And I think you WILL leave the world with good grace, my friend - no worrying about that. 😉

(But no leaving with that grace for a loooonng time! 💜)

*hugs*

Ps- WHY do dachshunds wear their ears inside out? 😊

Edited at 2014-09-29 11:15 am (UTC)
That question wasn't answered, alas :) And thank you - no plans to go anywhere for a good long while! *hugs*
I'm disappointed I so narrowly missed the event! Having grown up in London, nowadays I like to keep it at arm's length. It's still there when I need it though, as I've discovered, sometimes getting there takes an hour too long. /-8

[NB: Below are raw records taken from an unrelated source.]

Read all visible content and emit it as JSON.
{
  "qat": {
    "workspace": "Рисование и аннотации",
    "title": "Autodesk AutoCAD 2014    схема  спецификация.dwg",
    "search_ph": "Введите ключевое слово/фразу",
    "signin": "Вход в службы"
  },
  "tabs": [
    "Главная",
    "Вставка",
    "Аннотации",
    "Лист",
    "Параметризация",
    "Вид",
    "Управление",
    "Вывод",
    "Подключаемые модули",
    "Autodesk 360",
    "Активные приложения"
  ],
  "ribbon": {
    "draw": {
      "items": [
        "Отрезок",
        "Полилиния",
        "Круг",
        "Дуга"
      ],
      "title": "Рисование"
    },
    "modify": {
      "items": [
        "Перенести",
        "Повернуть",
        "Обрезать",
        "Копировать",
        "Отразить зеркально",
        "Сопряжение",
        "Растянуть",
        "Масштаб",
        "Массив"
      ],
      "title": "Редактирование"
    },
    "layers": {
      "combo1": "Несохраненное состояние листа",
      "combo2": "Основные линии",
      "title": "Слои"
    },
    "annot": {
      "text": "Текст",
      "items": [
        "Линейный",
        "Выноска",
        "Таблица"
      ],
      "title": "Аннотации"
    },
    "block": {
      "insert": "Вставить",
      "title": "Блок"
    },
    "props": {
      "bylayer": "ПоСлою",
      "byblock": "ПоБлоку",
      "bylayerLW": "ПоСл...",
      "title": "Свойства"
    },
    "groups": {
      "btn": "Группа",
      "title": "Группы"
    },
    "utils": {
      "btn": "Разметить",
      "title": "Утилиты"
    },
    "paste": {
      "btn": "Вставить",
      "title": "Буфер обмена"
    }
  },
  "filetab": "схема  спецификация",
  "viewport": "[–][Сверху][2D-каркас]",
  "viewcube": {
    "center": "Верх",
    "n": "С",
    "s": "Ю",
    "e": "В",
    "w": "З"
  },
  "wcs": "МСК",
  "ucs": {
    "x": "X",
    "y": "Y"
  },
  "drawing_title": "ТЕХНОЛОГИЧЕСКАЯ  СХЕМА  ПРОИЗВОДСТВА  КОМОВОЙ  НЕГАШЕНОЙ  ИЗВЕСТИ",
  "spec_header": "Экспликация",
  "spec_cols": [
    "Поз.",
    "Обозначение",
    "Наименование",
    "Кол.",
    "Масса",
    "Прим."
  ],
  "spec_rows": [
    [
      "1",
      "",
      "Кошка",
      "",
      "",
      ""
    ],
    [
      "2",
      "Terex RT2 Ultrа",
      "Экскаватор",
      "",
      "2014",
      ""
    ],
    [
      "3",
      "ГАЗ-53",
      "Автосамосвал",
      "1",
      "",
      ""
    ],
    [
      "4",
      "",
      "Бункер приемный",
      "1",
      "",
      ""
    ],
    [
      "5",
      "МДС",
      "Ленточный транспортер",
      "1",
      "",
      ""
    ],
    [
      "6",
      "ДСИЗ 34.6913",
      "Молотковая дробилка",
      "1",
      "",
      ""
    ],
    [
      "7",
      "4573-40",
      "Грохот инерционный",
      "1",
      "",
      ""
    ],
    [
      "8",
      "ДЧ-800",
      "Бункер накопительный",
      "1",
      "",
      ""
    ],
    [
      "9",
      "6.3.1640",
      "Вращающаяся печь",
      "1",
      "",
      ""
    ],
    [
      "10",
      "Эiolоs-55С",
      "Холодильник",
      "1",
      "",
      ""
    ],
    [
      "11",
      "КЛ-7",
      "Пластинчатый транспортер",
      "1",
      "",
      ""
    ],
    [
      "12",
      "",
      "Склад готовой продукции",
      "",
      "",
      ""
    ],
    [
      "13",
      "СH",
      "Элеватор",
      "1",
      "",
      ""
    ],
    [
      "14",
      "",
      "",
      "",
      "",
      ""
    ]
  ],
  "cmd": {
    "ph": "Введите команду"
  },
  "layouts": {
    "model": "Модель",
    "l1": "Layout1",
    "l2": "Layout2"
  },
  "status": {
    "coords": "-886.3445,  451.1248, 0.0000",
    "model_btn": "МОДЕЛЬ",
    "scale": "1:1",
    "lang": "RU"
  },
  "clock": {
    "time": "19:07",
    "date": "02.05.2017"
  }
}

Factoid of the day: I went to Dulwich College. So, in his day, did Wodehouse. When he died, he bequeathed his entire study to the college and it was reinstated faithfully in a glass box in a corner of the Wodehouse Library. A side-effect of this is that when I read Wodehouse as a teenager, the copies I borrowed from the college library were especially venerable.

Douglas Adams was also a great Wodehouse fan, of course, and I think this is one of the things Douglas and Stephen bonded over. I'm never quite sure how much Dirk Gently might be based on Stephen. Though maybe also on Douglas himself.

Have you read any of Douglas's writings on the subject of Wodehouse? There's a book introduction reproduced in The Salmon of Doubt, but there are also other snippets here and there.
Ooh, only the Salmon of Doubt - I will seek out the rest! I knew about Dulwich College, mostly because I live up the road from it. Stephen told us that once when the cricket team had a particularly good season, Wodehouse sent them an enormous cheque and told them to go and have fun because he was so proud of them. I can believe it.
Lucky, lucky, lucky! So envious it hurts.

-TG
I thought of you! Wish you could have been there.